But how attractive is protein from microalgae compared with pea, soy, rice, potato and all the other dairy and meat-free options hitting the market today?
Algae is a more efficient protein source than soy
One firm that is convinced of its appeal is California-based Aurora Algae, which is building a commercial-scale facility in Karratha, western Australia, where it will grow (via photosynthesis) proprietary strains of microalgae that feed on nothing but sunlight and waste carbon dioxide from nearby industrial emitters, a carbon neutral to negative process.
Aurora is initially focused on producing long-chain omega-3 fatty acids for the food and pharma markets, but ultimately plans to produce everything from biofuels and animal feed to high-end proteins for the human nutrition market.
Because the algae is grown in seawater and thrives in hot, dry weather, Aurora is also able to use arid land unsuitable for other forms of agriculture and has a water requirement less than 1% of that used to grow similar products from soy beans, the firm tells FoodNavigator-USA.

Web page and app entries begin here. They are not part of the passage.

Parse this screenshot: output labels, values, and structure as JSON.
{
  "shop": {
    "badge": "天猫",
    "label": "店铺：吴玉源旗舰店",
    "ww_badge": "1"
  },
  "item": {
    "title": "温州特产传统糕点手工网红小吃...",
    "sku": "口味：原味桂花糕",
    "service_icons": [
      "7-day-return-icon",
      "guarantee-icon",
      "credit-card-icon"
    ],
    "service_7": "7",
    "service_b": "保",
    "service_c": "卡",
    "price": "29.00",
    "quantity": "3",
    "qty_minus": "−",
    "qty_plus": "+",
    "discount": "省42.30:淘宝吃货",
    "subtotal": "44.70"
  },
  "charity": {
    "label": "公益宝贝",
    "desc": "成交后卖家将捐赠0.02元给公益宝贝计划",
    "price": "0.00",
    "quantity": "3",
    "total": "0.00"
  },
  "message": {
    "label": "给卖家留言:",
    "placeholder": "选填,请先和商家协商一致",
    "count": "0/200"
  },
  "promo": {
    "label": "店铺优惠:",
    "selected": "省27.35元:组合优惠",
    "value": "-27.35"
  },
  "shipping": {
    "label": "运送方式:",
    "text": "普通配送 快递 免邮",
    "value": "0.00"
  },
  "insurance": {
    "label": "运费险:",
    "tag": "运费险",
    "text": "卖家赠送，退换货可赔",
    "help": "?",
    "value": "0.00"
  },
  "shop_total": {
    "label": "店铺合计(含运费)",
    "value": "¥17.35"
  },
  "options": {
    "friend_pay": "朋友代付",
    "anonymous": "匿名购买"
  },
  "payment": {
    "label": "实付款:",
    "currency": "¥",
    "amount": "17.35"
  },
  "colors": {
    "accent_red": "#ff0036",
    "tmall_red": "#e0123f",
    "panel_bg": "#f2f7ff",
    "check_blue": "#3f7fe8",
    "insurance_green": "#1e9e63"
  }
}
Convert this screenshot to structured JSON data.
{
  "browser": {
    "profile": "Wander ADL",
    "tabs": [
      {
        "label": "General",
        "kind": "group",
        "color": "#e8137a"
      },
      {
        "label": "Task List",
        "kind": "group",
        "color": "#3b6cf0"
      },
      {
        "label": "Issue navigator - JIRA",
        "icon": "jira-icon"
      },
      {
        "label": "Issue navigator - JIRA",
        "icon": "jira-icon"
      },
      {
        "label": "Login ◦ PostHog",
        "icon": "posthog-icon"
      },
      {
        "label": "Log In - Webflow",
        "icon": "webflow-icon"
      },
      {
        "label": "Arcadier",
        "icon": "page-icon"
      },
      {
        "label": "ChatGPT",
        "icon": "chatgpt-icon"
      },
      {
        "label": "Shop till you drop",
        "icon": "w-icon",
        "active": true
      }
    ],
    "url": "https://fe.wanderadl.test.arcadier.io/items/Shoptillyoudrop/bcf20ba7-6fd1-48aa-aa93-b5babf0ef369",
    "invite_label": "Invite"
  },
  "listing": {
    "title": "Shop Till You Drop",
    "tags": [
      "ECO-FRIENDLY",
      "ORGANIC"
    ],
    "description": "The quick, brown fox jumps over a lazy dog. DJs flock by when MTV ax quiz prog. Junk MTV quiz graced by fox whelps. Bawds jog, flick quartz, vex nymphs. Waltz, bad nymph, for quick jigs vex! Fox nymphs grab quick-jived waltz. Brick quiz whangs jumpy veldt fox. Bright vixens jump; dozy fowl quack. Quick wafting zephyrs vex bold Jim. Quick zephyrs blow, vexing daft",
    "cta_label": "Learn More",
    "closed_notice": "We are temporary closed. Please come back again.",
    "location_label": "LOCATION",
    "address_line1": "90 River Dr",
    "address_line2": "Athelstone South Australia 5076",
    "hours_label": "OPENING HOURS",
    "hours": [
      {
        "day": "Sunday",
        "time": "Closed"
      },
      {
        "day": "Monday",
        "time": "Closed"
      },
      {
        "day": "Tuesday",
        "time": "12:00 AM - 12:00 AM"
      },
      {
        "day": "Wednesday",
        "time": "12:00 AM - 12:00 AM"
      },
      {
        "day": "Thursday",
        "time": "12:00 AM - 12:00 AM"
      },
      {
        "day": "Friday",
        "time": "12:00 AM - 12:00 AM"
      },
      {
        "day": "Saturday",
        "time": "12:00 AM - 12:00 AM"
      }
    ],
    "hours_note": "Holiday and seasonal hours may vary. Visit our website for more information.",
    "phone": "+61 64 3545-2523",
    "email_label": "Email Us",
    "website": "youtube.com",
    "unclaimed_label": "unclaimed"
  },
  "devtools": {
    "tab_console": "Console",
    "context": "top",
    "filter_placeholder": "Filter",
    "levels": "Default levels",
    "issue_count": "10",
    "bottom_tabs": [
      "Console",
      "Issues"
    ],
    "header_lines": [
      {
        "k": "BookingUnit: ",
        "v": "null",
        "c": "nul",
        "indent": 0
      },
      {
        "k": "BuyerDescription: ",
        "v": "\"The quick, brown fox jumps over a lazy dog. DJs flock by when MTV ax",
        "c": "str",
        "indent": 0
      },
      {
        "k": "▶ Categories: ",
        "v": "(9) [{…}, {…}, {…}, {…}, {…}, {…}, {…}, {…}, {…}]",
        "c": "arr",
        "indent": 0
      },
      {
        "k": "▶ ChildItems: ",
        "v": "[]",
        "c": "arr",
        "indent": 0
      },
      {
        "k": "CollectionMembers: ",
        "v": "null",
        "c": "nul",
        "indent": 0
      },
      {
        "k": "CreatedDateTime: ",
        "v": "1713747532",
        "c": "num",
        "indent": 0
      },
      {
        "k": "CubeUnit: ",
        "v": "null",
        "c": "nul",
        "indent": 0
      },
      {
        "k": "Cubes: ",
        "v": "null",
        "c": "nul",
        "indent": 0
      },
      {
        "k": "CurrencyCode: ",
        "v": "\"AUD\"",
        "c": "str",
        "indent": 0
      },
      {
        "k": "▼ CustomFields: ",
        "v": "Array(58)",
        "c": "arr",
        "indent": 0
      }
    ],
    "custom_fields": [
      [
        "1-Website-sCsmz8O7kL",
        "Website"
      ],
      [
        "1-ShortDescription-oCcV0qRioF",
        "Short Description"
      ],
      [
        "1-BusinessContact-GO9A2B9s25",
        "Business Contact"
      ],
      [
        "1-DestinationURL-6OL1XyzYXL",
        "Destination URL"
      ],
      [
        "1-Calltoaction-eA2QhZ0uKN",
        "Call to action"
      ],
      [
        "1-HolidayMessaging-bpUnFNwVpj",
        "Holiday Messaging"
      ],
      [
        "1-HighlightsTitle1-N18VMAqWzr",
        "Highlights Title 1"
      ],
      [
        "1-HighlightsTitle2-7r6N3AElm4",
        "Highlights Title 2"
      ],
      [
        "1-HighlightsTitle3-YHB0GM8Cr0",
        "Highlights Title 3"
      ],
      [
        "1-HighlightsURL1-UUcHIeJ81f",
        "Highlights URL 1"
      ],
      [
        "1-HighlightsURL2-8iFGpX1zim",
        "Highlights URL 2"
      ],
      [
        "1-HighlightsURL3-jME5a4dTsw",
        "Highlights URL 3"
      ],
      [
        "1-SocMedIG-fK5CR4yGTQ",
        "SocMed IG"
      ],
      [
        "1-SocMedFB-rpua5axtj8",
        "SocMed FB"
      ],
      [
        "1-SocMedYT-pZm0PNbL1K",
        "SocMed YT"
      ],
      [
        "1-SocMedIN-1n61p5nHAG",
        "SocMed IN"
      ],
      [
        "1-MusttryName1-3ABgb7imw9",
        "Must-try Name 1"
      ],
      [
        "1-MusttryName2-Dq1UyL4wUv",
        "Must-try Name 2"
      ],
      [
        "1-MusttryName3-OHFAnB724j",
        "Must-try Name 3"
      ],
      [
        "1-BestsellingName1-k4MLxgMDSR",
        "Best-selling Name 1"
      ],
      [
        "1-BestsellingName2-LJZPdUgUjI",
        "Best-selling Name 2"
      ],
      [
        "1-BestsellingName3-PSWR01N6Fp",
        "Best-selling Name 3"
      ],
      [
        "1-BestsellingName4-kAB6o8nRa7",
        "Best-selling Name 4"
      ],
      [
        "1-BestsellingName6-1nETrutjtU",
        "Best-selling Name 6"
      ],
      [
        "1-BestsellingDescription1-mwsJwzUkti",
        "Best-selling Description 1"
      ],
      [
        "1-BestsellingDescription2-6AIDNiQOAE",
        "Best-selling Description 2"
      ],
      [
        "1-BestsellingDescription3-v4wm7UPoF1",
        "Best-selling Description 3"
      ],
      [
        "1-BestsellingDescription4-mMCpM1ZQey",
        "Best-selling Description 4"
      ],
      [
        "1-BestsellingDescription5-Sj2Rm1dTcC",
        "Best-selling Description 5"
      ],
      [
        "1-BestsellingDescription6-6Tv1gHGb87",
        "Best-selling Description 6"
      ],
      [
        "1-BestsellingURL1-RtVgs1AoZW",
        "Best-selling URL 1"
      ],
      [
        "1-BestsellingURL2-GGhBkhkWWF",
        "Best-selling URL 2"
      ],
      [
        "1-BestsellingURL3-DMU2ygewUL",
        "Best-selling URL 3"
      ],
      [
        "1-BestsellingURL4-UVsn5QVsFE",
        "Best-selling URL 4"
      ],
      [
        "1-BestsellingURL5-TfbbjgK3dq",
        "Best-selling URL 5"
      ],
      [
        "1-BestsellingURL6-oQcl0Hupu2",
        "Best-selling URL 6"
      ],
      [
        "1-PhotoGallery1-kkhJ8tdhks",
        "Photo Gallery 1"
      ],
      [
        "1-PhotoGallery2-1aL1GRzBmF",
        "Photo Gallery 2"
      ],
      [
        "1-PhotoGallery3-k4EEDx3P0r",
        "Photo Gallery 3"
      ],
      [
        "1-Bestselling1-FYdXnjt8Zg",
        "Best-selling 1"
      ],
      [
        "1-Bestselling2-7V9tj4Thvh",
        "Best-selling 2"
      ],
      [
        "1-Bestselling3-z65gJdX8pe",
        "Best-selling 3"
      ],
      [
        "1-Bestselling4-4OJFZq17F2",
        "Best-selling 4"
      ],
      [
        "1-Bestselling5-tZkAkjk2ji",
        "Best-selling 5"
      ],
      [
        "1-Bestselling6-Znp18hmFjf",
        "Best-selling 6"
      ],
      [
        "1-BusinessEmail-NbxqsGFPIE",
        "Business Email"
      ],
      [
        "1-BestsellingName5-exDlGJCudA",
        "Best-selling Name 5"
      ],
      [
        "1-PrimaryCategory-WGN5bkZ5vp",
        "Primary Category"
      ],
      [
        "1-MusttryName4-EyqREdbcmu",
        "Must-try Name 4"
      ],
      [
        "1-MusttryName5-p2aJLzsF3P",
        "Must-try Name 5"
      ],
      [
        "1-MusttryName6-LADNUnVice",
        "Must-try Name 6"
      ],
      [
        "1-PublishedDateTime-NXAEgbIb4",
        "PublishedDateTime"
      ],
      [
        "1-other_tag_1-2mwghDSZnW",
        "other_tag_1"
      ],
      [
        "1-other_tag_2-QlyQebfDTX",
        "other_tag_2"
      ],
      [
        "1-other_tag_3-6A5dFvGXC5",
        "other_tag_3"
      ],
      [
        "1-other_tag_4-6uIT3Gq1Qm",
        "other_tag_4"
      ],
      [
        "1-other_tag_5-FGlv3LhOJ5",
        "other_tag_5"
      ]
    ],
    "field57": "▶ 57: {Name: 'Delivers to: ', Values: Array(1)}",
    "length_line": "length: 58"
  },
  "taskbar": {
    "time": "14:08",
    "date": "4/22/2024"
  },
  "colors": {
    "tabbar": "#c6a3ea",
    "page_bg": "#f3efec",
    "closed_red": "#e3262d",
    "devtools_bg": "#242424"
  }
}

Scale of new facility will dwarf rival algal producers
It will also be capable of producing significantly more protein per unit area than soy beans, adds the firm, making it very attractive to companies in the natural foods, specialty and sports nutrition arena looking for high quality sustainable alternatives to dairy proteins.
Its demo facility, consisting of six one-acre open ponds, is a prelude to a full-scale facility set to break ground in 2014 that will consist of 100 hectares of algae ponds capable of producing up to 600t of algal biomass per month and scalable to 2,000 hectares.
We can manipulate the protein content in our nannochloropsis strain to be anything from 10% to more than 50%.
Given that a protein product will not be commercialized for at least six months to a year, the conversation is purely theoretical at this stage, cautions VP of product management Dr Jim Astwood.
However, in principle, he says, algae is a highly efficient protein source. “The yields per acre are really quite impressive compared with soybeans or other crops. We can manipulate the protein content in our nannochloropsis strain to be anything from 10% to more than 50%.
“For animal feed and aquaculture, we would take the oil fraction (c.15-20% of the biomass) out and be left with a combination of carbs and protein. For the human nutrition market we can separate the protein from the carbohydrate in several different ways and get isolates and concentrates, but the kind of properties we are looking for will vary by potential application.”
Algae protein has the potential to have a better sensory profile than many competing proteins
He added: “The same applies to soy. A good meat mimetic will not be what you are looking for in a beverage. And there are sensory questions as well. You have to get the solubility and the mouthfeel right, just having the right nutritional profile isn’t enough.
“Some companies we are talking to are also interested in combining protein and the omega-3s. But it’s just too early in our development cycle to say exactly what we will be doing.”
But based on preliminary work the company has done, he says, its algae protein has the potential to have a better sensory profile than many competing proteins.
In the meantime, the company will need to move ahead with securing GRAS approval in the US and Novel Food approvals for its products in Europe, which is a challenging process at the best of times, he says, although there is nothing particularly exotic about the products that should create delays.
Aurora’s products are derived from nannochloropsis, a photosynthetic saltwater organism that grows in the wild. However, bosses have optimized it to develop a lighter colored strain that allows for greater penetration of sunlight into an algae pond, significantly increasing production yields.
Click here to read about algae proteins from Solazyme Roquette Nutritionals.
Click here to read more about Aurora’s plans for the long chain omega-3 fatty acid EPA.